Top 10 Most Famous Trees in Asia

Trees hold enormous cultural and historical significance across many Asian countries, not least for their prevalence in mythology. You need think only of the special social significance of the yearly Cherry Blossom season in Japan or of pine trees (sōng​shù) in Chinese paintings to understand their deep seated relevance to cultural life. Yet trees also provide very real, physical symbols close to the heart of Asia. Here we list the 10 most famous real trees on the world’s largest continent.

10. The Great Banyan


Biswarup Ganguly/wikicommons

Located in the botanic gardens of Shibpur just outside of Kolkata, India, The Great Banyan is a large Indian banyan tree well over 250 years old. Made up of many sprawling aerial roots, the tree occupies an area of 18,918 square metres.

9. Jaya Sri Maha Bodhi

This sacred fig tree found in Mahamewna Gardens, Sri Lanka, is immensely special. It is said to be one of the original branches under which Buddha attained enlightenment. Planted in 288 BC, it is also the oldest human-planted tree on earth.

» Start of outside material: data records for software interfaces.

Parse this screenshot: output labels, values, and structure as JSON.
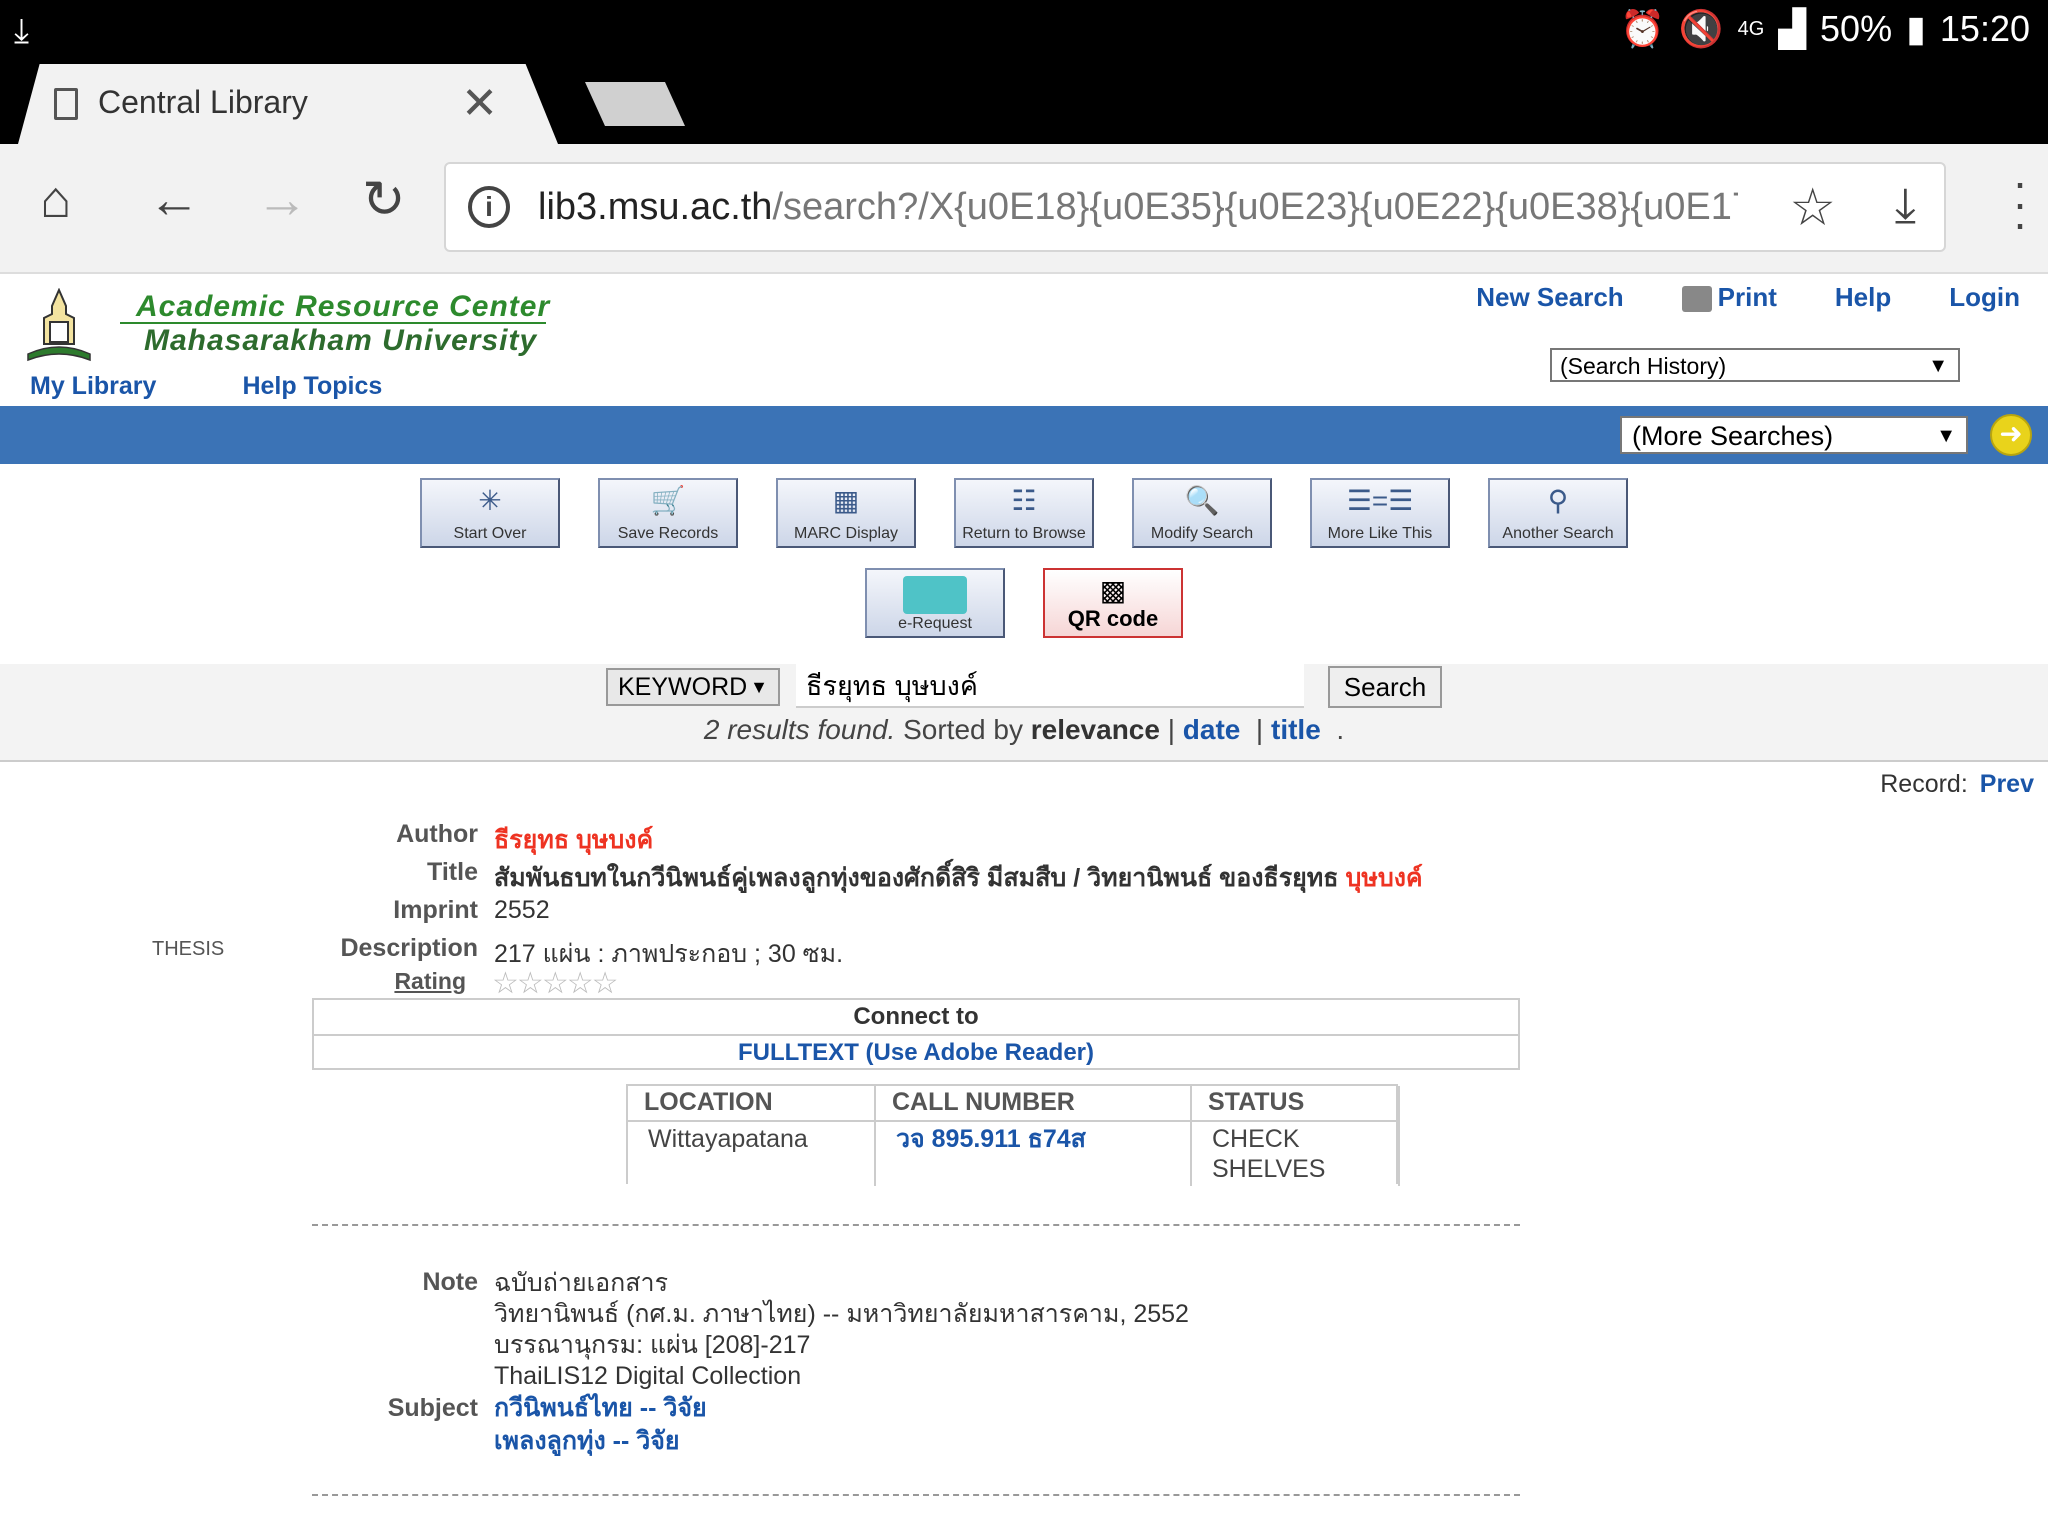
{
  "status_bar": {
    "time": "15:20",
    "battery": "50%",
    "network": "4G"
  },
  "browser": {
    "tab_title": "Central Library",
    "url_host": "lib3.msu.ac.th",
    "url_path": "/search?/X{u0E18}{u0E35}{u0E23}{u0E22}{u0E38}{u0E17}{u0E"
  },
  "header": {
    "brand_line1": "Academic Resource Center",
    "brand_line2": "Mahasarakham University",
    "links": {
      "new_search": "New Search",
      "print": "Print",
      "help": "Help",
      "login": "Login"
    },
    "subnav": {
      "my_library": "My Library",
      "help_topics": "Help Topics"
    },
    "search_history": "(Search History)",
    "more_searches": "(More Searches)"
  },
  "toolbar_buttons": [
    {
      "label": "Start Over",
      "icon": "star-burst-icon"
    },
    {
      "label": "Save Records",
      "icon": "cart-icon"
    },
    {
      "label": "MARC Display",
      "icon": "grid-icon"
    },
    {
      "label": "Return to Browse",
      "icon": "browse-icon"
    },
    {
      "label": "Modify Search",
      "icon": "magnifier-icon"
    },
    {
      "label": "More Like This",
      "icon": "list-icon"
    },
    {
      "label": "Another Search",
      "icon": "search-icon"
    }
  ],
  "toolbar_buttons2": [
    {
      "label": "e-Request",
      "icon": "envelope-icon"
    },
    {
      "label": "QR code",
      "icon": "qr-code-icon"
    }
  ],
  "search": {
    "scope": "KEYWORD",
    "query": "ธีรยุทธ บุษบงค์",
    "button": "Search",
    "results_count": "2 results found.",
    "sorted_by": "Sorted by",
    "sort_relevance": "relevance",
    "sort_date": "date",
    "sort_title": "title"
  },
  "record_nav": {
    "label": "Record:",
    "prev": "Prev"
  },
  "record": {
    "material_type": "THESIS",
    "labels": {
      "author": "Author",
      "title": "Title",
      "imprint": "Imprint",
      "description": "Description",
      "rating": "Rating",
      "note": "Note",
      "subject": "Subject"
    },
    "author": "ธีรยุทธ บุษบงค์",
    "title_main": "สัมพันธบทในกวีนิพนธ์คู่เพลงลูกทุ่งของศักดิ์สิริ มีสมสืบ / วิทยานิพนธ์ ของธีรยุทธ ",
    "title_highlight": "บุษบงค์",
    "imprint": "2552",
    "description": "217 แผ่น : ภาพประกอบ ; 30 ซม.",
    "rating_stars": 0,
    "connect_to": "Connect to",
    "fulltext": "FULLTEXT (Use Adobe Reader)",
    "holdings": {
      "headers": [
        "LOCATION",
        "CALL NUMBER",
        "STATUS"
      ],
      "location": "Wittayapatana",
      "call_number": "วจ 895.911 ธ74ส",
      "status_line1": "CHECK",
      "status_line2": "SHELVES"
    },
    "notes": [
      "ฉบับถ่ายเอกสาร",
      "วิทยานิพนธ์ (กศ.ม. ภาษาไทย) -- มหาวิทยาลัยมหาสารคาม, 2552",
      "บรรณานุกรม: แผ่น [208]-217",
      "ThaiLIS12 Digital Collection"
    ],
    "subjects": [
      "กวีนิพนธ์ไทย -- วิจัย",
      "เพลงลูกทุ่ง -- วิจัย"
    ]
  }
}
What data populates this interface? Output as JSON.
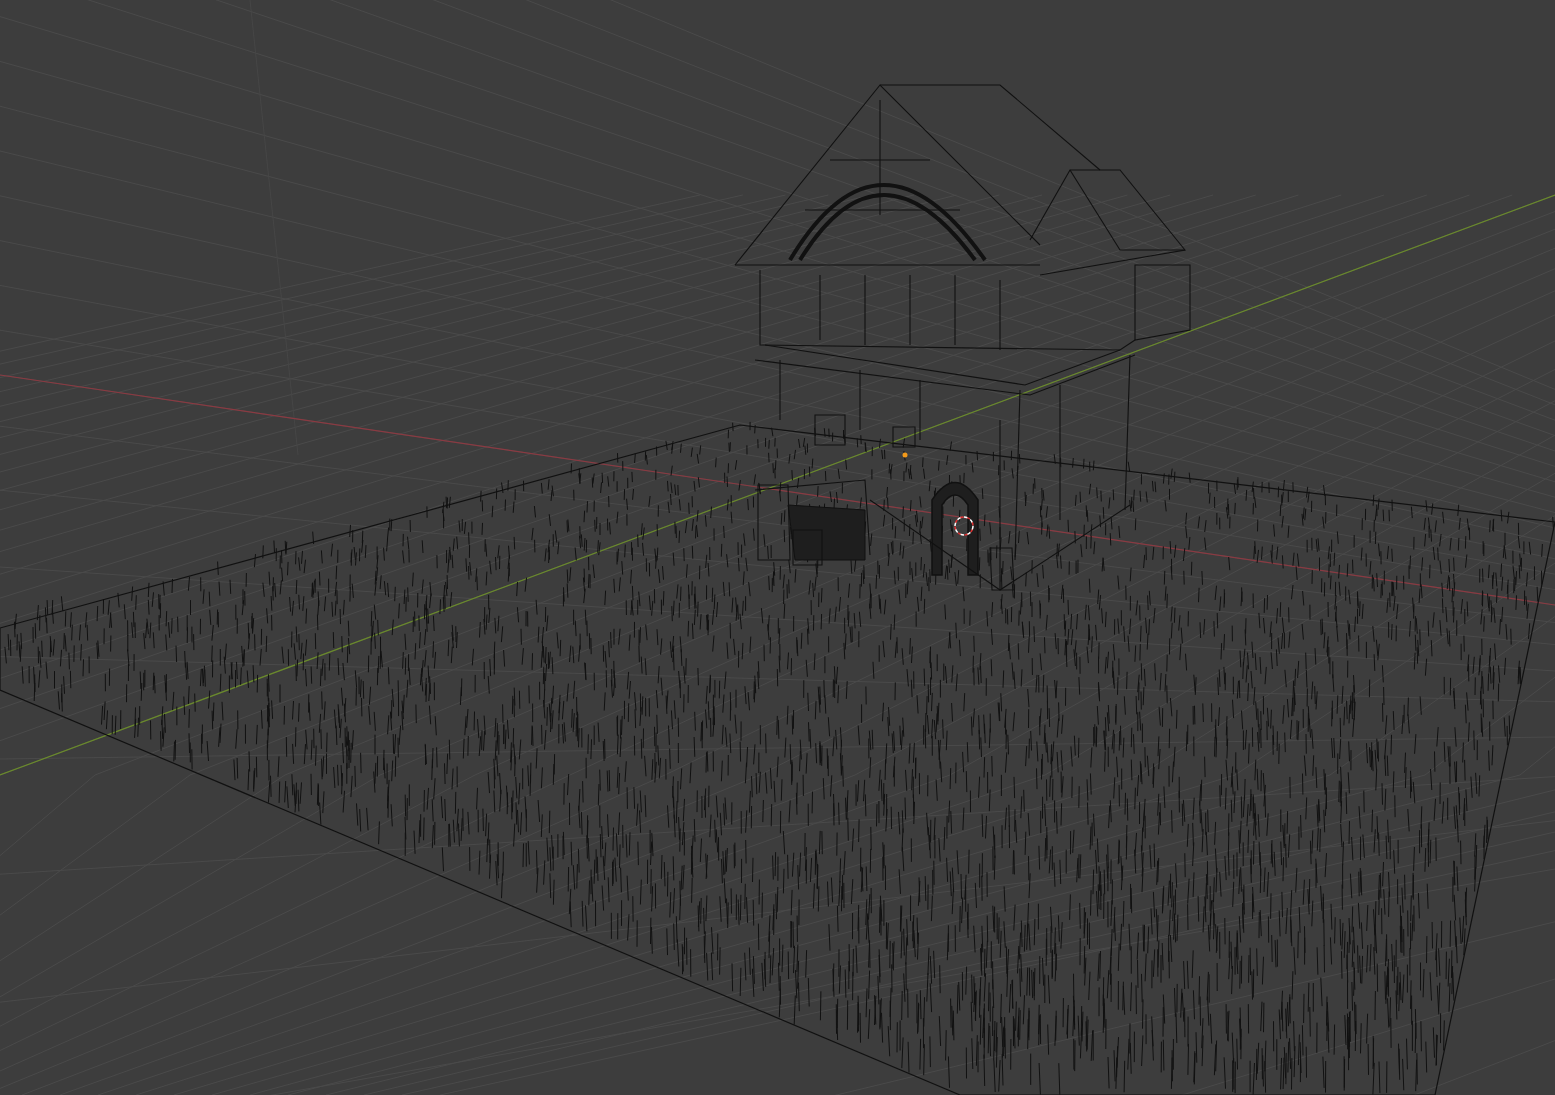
{
  "viewport": {
    "wireframe": true
  }
}
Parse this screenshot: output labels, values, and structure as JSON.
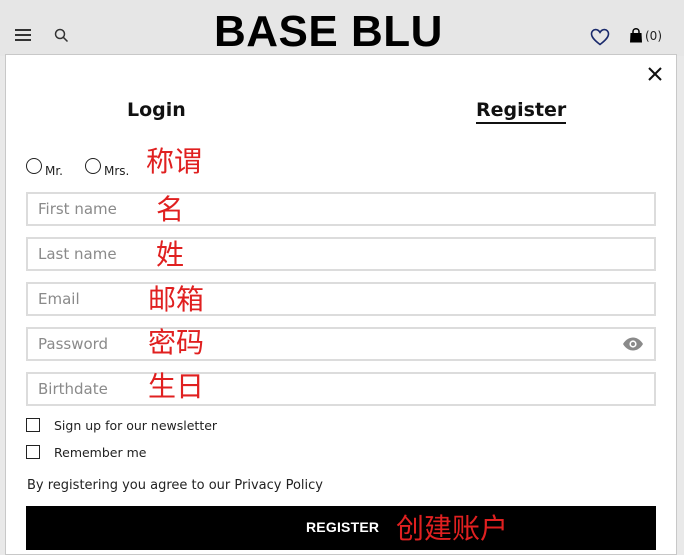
{
  "header": {
    "logo": "BASE BLU",
    "bag_count": "(0)"
  },
  "modal": {
    "tabs": {
      "login": "Login",
      "register": "Register"
    },
    "title_options": {
      "mr": "Mr.",
      "mrs": "Mrs."
    },
    "fields": {
      "first_name": "First name",
      "last_name": "Last name",
      "email": "Email",
      "password": "Password",
      "birthdate": "Birthdate"
    },
    "checkboxes": {
      "newsletter": "Sign up for our newsletter",
      "remember": "Remember me"
    },
    "agree_text": "By registering you agree to our Privacy Policy",
    "register_button": "REGISTER"
  },
  "annotations": {
    "title": "称谓",
    "first_name": "名",
    "last_name": "姓",
    "email": "邮箱",
    "password": "密码",
    "birthdate": "生日",
    "register": "创建账户"
  },
  "colors": {
    "annotation": "#e02020",
    "button_bg": "#000000",
    "header_bg": "#e6e6e6"
  }
}
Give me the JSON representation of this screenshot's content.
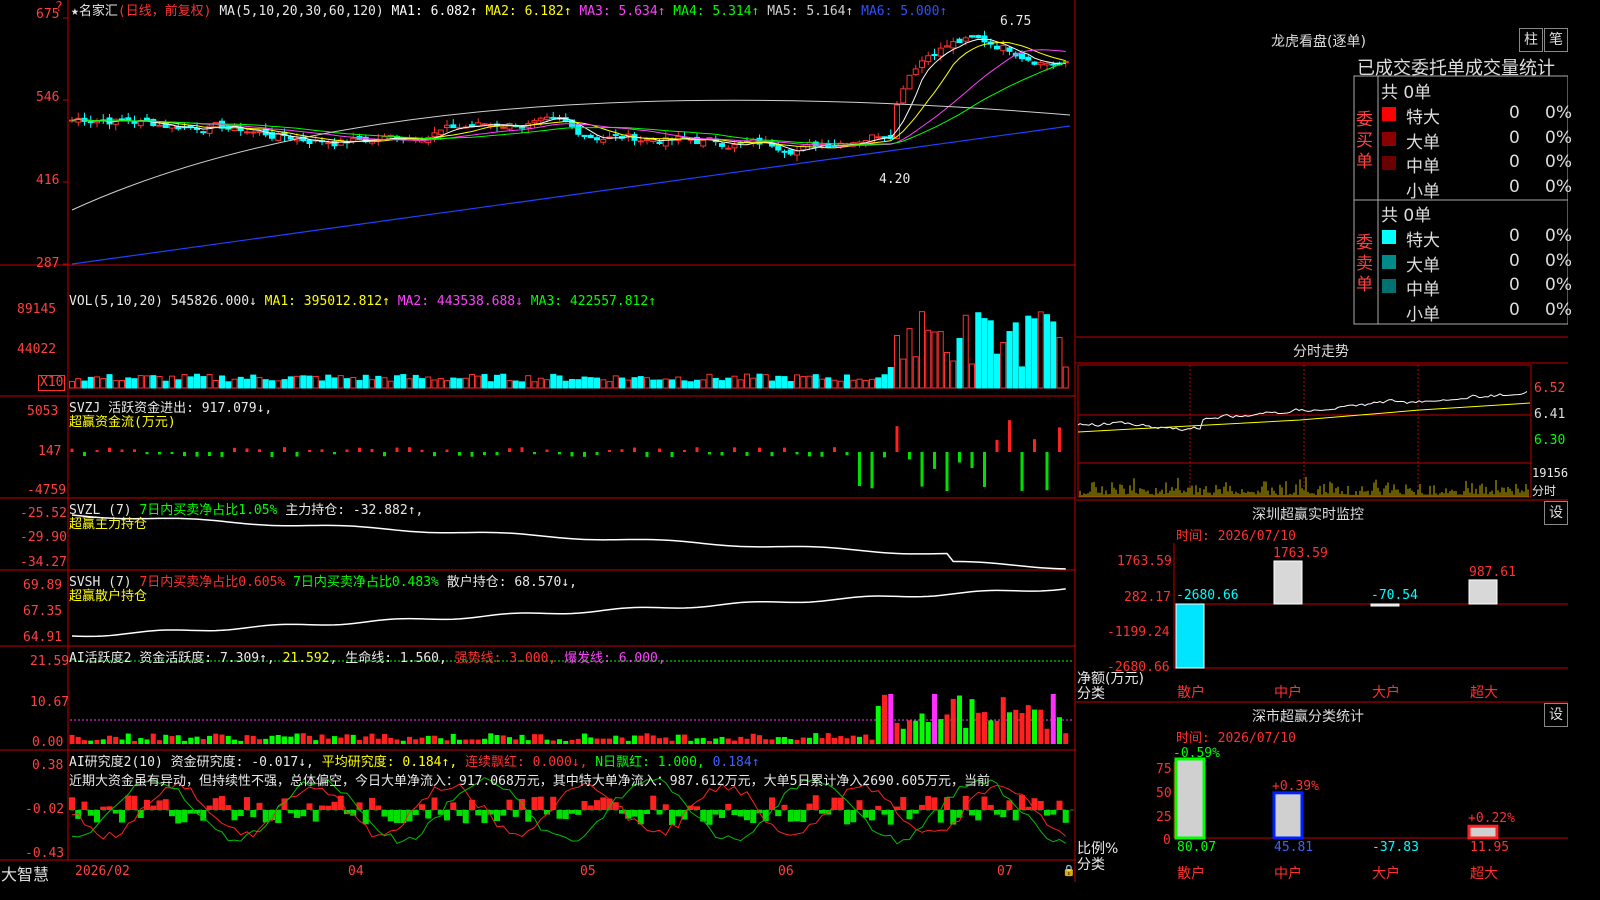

8. Hibakujumoku

Hibakujumoku means survivor tree and it is used to reference many trees which survived the atomic bombing of Hiroshima. Comprising numerous species, each tree is well signposted for tourists to contemplate and remember.

7. Jōmon Sugi


Chris 73 / Wikimedia Commons

Located in Yakushuma, Japan, Jōmon Sugi is the oldest cryptomeria tree on the Ōsumi Islands, estimated at somewhere between 2,170 to 7,200 years of age. It takes its name from the Jōmon period of Japan’s prehistory. The tree holds a significant place in Japan’s postwar history as a symbol of forest protection.

6. Tree of Life

This particular tree is a Prosopis cineraria found in the Arabian Desert within Bahrain. The tree is considered something of a miracle in religious traditions for its ability to survive without immediate water. Legend has it that the tree stands at the original spot of the Garden of Eden.

5. Thimmamma Marrimanu

This banyan tree found in Anantapur, India, covers an impressive 19,107 square metres, making it the largest tree in the world. It holds great religious significance and is said to bless childless couples with offspring.

4. Chankiri Tree

Michael Darter /wikicommons

Morbidly known as the killing tree, this tree is the infamous spot of many child murders as performed by the Khmer Rouge. It is located in one of the Killing Fields of Phnom Penh, Cambodia, and remains in remembrance of the nation’s dark past.

3. Big Banyan Tree (Dodda Alada Mara)

Unlike other banyan trees in India, the Big Banyan Tree has taken on the unusual appearance of being made up of multiple offshoots due to its main root suffering from disease. At 12,000 square metres, this tree attracts many tourists visiting the Bangalore region.

2. Bodhi Tree

The Bodhi Tree in Bodh Gaya, India, is a sacred fig tree. As a site of pilgrimage, the tree is the centrepiece of Mahabodi Temple. Although the exact age is unknown, it is revered by Buddhists as the meditation spot for Buddha.

1. Tree at Ta Prohm

The tree at Ta Pohm (Angkor) is magnificent and mesmerising because it appears to grow directly out from the 12th century ruins. As one of the most frequently visited tourist sites, the area is protected by UNESCO.